Niesr published the findings after official government figures showed that the UK trade deficit widened and factory production eased back in the weeks immediately before and after the EU referendum on 23 June.
The thinktank came to a gloomy conclusion after data from the Office for National Statistics (ONS) showed that a spurt in manufacturing came to an end in June, with output dropping by 0.3%. Meanwhile, UK exports failed to match imports, with the trade deficit rising by £0.9bn to £5.1bn.
However the ONS said there was little evidence of industry adopting a cautious approach because of uncertainty caused by the closely fought referendum campaign. The organisation’s chief economist, Joe Grice, said: “As we previously highlighted in our preliminary estimate of GDP, production and the wider economy grew strongly in April, and then remained at roughly the same level throughout May and June.
2 Executive pay at 144 times average pay (Ian Pollock on BBC) The average pay for chief executives of firms in the FTSE 100 index is now 144 times that of the UK’s average salary, says the High Pay Centre.
But such apparently excessive pay is not a new concern. Back in the early 1960s the Conservative government was interested in cutting back the sprawling and loss-making British railway network. The man who was chosen for the job was a senior ICI director called Dr Richard Beeching.
He was appointed as chairman of the new British Railways Board in 1961 and two years later published his first, and infamous, report on “The Reshaping of British Railways”. Even before he devised his controversial plans for pruning British Rail, there was another controversy, at least in the newspapers – over his pay. The Times reported in 1961 that Dr Beeching would be paid the same as his ICI salary while he was on secondment to the government.
That was the then huge figure of £24,000, which was thirty times higher than the average annual UK salary of just over £800 a year and £14,000 more than that of the then Prime Minister Harold Macmillan.
Let’s fast forward a couple more decades to the 1980s. It was then that the current trend for spiralling executive pay took root.

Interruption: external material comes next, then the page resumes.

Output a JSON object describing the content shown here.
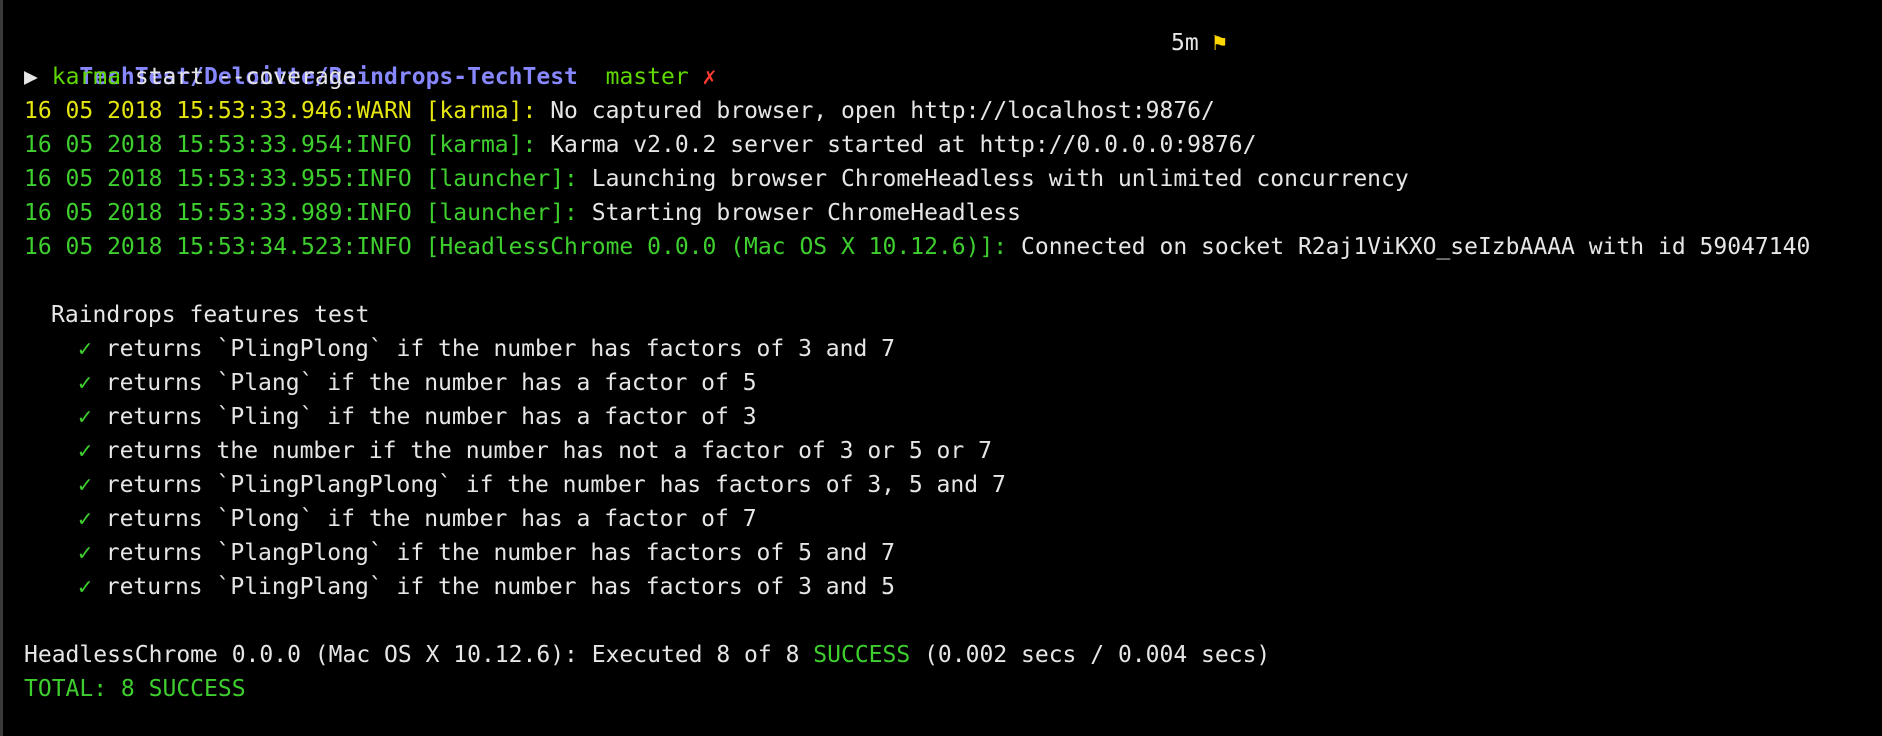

In 1987, the boss of the Burtons men’s clothing firm, Sir Ralph Halpern, was paid £1.3m, becoming the first million-pound-a-year-businessman in the process. Since then, we have seen a parade of ever-higher pay packages for supposedly top executives.
In 1994, the then chief executive of privatised British Gas, Cedric Brown, was pilloried as Cedric the Pig. He had enjoyed a 75% pay rise to £475,000 a year, for running what had been a boring state owned utility only a few years before.

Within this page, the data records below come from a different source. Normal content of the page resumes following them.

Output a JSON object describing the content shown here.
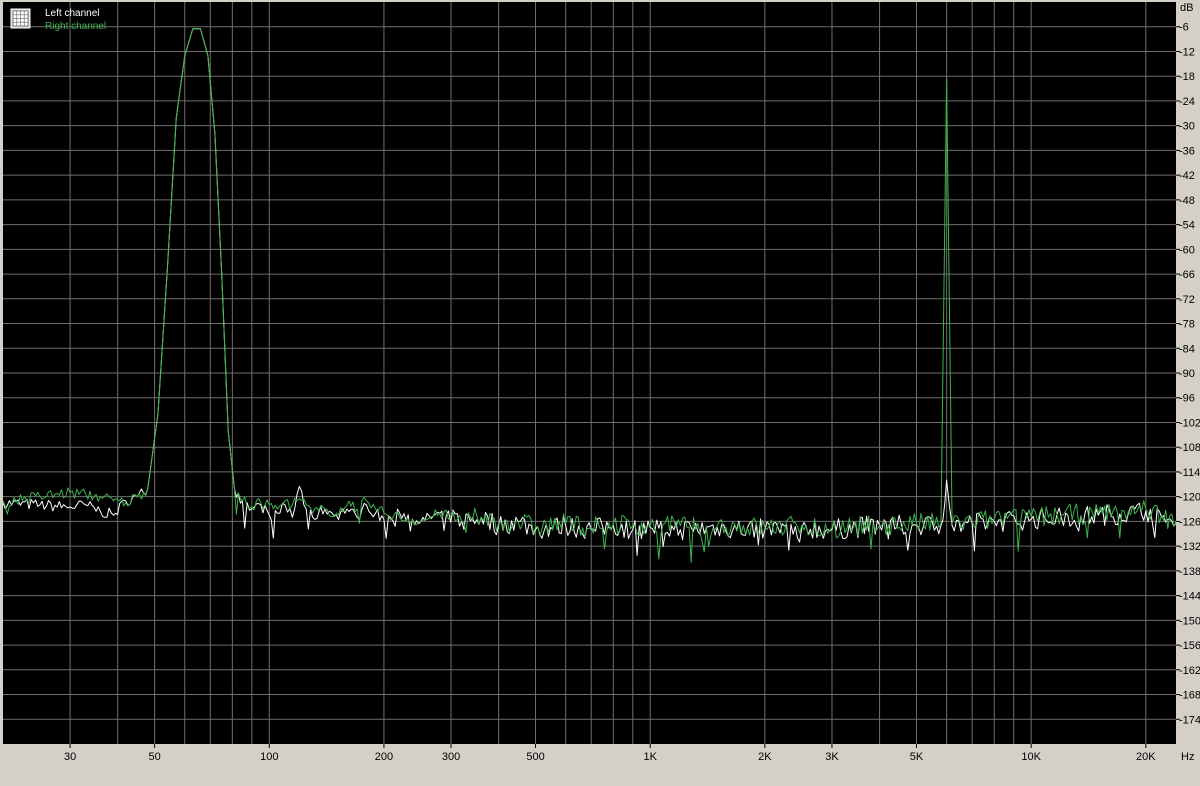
{
  "chart_data": {
    "type": "line",
    "title": "",
    "xlabel": "",
    "ylabel": "",
    "x_unit": "Hz",
    "y_unit": "dB",
    "x_scale": "log",
    "xlim": [
      20,
      24000
    ],
    "ylim": [
      -180,
      0
    ],
    "grid": true,
    "legend_position": "top-left",
    "x_ticks": [
      {
        "value": 30,
        "label": "30"
      },
      {
        "value": 50,
        "label": "50"
      },
      {
        "value": 100,
        "label": "100"
      },
      {
        "value": 200,
        "label": "200"
      },
      {
        "value": 300,
        "label": "300"
      },
      {
        "value": 500,
        "label": "500"
      },
      {
        "value": 1000,
        "label": "1K"
      },
      {
        "value": 2000,
        "label": "2K"
      },
      {
        "value": 3000,
        "label": "3K"
      },
      {
        "value": 5000,
        "label": "5K"
      },
      {
        "value": 10000,
        "label": "10K"
      },
      {
        "value": 20000,
        "label": "20K"
      }
    ],
    "x_minor_grid": [
      20,
      40,
      60,
      70,
      80,
      90,
      400,
      600,
      700,
      800,
      900,
      4000,
      6000,
      7000,
      8000,
      9000
    ],
    "y_ticks": [
      -6,
      -12,
      -18,
      -24,
      -30,
      -36,
      -42,
      -48,
      -54,
      -60,
      -66,
      -72,
      -78,
      -84,
      -90,
      -96,
      -102,
      -108,
      -114,
      -120,
      -126,
      -132,
      -138,
      -144,
      -150,
      -156,
      -162,
      -168,
      -174
    ],
    "series": [
      {
        "name": "Left channel",
        "color": "#ffffff",
        "points": [
          [
            20,
            -121.5
          ],
          [
            25,
            -122
          ],
          [
            30,
            -122.5
          ],
          [
            33,
            -122
          ],
          [
            36,
            -123.5
          ],
          [
            39,
            -124.5
          ],
          [
            42,
            -121
          ],
          [
            45,
            -120
          ],
          [
            48,
            -118
          ],
          [
            51,
            -100
          ],
          [
            54,
            -65
          ],
          [
            57,
            -28
          ],
          [
            60,
            -13
          ],
          [
            63,
            -6.5
          ],
          [
            66,
            -6.5
          ],
          [
            69,
            -13
          ],
          [
            72,
            -32
          ],
          [
            75,
            -66
          ],
          [
            78,
            -104
          ],
          [
            81,
            -118
          ],
          [
            85,
            -121
          ],
          [
            90,
            -123
          ],
          [
            95,
            -122
          ],
          [
            100,
            -124.5
          ],
          [
            105,
            -124
          ],
          [
            110,
            -122
          ],
          [
            115,
            -125
          ],
          [
            120,
            -117.5
          ],
          [
            125,
            -123
          ],
          [
            130,
            -125
          ],
          [
            140,
            -123
          ],
          [
            150,
            -124.5
          ],
          [
            160,
            -123
          ],
          [
            170,
            -125
          ],
          [
            180,
            -122
          ],
          [
            190,
            -124
          ],
          [
            200,
            -125.5
          ],
          [
            220,
            -124
          ],
          [
            250,
            -126
          ],
          [
            280,
            -124
          ],
          [
            320,
            -126
          ],
          [
            360,
            -125
          ],
          [
            400,
            -127
          ],
          [
            450,
            -126
          ],
          [
            500,
            -128
          ],
          [
            600,
            -127
          ],
          [
            700,
            -128
          ],
          [
            800,
            -127
          ],
          [
            900,
            -128
          ],
          [
            1000,
            -127.5
          ],
          [
            1200,
            -128
          ],
          [
            1500,
            -127.5
          ],
          [
            2000,
            -128
          ],
          [
            2500,
            -127.5
          ],
          [
            3000,
            -128
          ],
          [
            4000,
            -127
          ],
          [
            5000,
            -127
          ],
          [
            5800,
            -127
          ],
          [
            6000,
            -116
          ],
          [
            6200,
            -127
          ],
          [
            7000,
            -126.5
          ],
          [
            8000,
            -126
          ],
          [
            10000,
            -125.5
          ],
          [
            12000,
            -125
          ],
          [
            15000,
            -124.5
          ],
          [
            18000,
            -124
          ],
          [
            20000,
            -123.5
          ],
          [
            22000,
            -125
          ],
          [
            24000,
            -126.5
          ]
        ]
      },
      {
        "name": "Right channel",
        "color": "#3cb44b",
        "points": [
          [
            20,
            -121
          ],
          [
            25,
            -120
          ],
          [
            30,
            -119
          ],
          [
            33,
            -119.5
          ],
          [
            36,
            -120
          ],
          [
            39,
            -121
          ],
          [
            42,
            -121.5
          ],
          [
            45,
            -120
          ],
          [
            48,
            -118
          ],
          [
            51,
            -100
          ],
          [
            54,
            -65
          ],
          [
            57,
            -28
          ],
          [
            60,
            -13
          ],
          [
            63,
            -6.5
          ],
          [
            66,
            -6.5
          ],
          [
            69,
            -13
          ],
          [
            72,
            -32
          ],
          [
            75,
            -66
          ],
          [
            78,
            -104
          ],
          [
            81,
            -118
          ],
          [
            85,
            -121
          ],
          [
            90,
            -122.5
          ],
          [
            95,
            -121.5
          ],
          [
            100,
            -122
          ],
          [
            105,
            -123
          ],
          [
            110,
            -121
          ],
          [
            115,
            -122
          ],
          [
            120,
            -120.5
          ],
          [
            125,
            -122
          ],
          [
            130,
            -124
          ],
          [
            140,
            -123
          ],
          [
            150,
            -124
          ],
          [
            160,
            -122
          ],
          [
            170,
            -123
          ],
          [
            180,
            -121
          ],
          [
            190,
            -123
          ],
          [
            200,
            -124
          ],
          [
            220,
            -125
          ],
          [
            250,
            -126
          ],
          [
            280,
            -124
          ],
          [
            320,
            -126
          ],
          [
            360,
            -125
          ],
          [
            400,
            -126.5
          ],
          [
            450,
            -126
          ],
          [
            500,
            -127.5
          ],
          [
            600,
            -126.5
          ],
          [
            700,
            -127.5
          ],
          [
            800,
            -126.5
          ],
          [
            900,
            -127
          ],
          [
            1000,
            -127
          ],
          [
            1200,
            -127
          ],
          [
            1500,
            -127
          ],
          [
            2000,
            -127.5
          ],
          [
            2500,
            -127
          ],
          [
            3000,
            -127.5
          ],
          [
            4000,
            -127
          ],
          [
            5000,
            -126.5
          ],
          [
            5800,
            -126.5
          ],
          [
            6000,
            -18.5
          ],
          [
            6200,
            -126.5
          ],
          [
            7000,
            -126
          ],
          [
            8000,
            -125.5
          ],
          [
            10000,
            -125
          ],
          [
            12000,
            -124.5
          ],
          [
            15000,
            -124
          ],
          [
            18000,
            -123.5
          ],
          [
            20000,
            -123
          ],
          [
            22000,
            -124.5
          ],
          [
            24000,
            -126
          ]
        ]
      }
    ]
  },
  "legend": {
    "icon": "grid-icon",
    "entries": [
      {
        "label": "Left channel",
        "color": "#ffffff"
      },
      {
        "label": "Right channel",
        "color": "#3cb44b"
      }
    ]
  },
  "axis": {
    "y_unit_label": "dB",
    "x_unit_label": "Hz"
  },
  "colors": {
    "plot_background": "#000000",
    "grid": "#6e6e6e",
    "outer_background": "#d4d0c8"
  }
}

The economist Paul Ormerod, who famously wrote a book “The Death of Economics” more than 20 years ago, wrote last year that we shouldn’t look to his profession for an explanation. “Economics has no theory with which to explain the distribution of income,” he said.
But not everyone thinks “excessive” executive pay really matters. That reliable supplier of contrary economic views, the Adam Smith Institute, said in a blog: “Ultimately, it’s hard to see the public interest argument here.” “If shareholders are really missing a trick and overpaying their chief executives, who loses out? “Well, shareholders, in the form of lower profits. And they’re the ones who stand to gain if they can fix that problem.”
3 Facebook blocks ad-blockers (San Francisco Chronicle) Facebook is blocking ad blockers on the desktop version of its service, saying well-made, relevant ads can be “useful.” At the same time, the world’s biggest social media company says it is giving users easier ways to decide what types of ads they want to see — unless, of course, the answer is “none.”
Ad blockers filter out ads by refusing to display page images and other elements that originated with a known ad server. But Facebook has found a way around this. Beginning Tuesday, the desktop version of Facebook will show users ads even if they have ad blockers installed.
The changes don’t affect the mobile Facebook app, which brings in the bulk of the company’s advertising revenue. As with most new Facebook features, the changes are being rolled out to users over time, so some people might see it before others.
Facebook’s ad-blocker blocker works by making it difficult for software to distinguish advertisements from other material published on Facebook, such as photos or status updates. Facebook says it wants to make it easier for people to control the types of ads they want to see. For example, if you don’t want to see ads from a specific business, or ads that target a specific category like travel, cat owners or wine lovers, you can say so.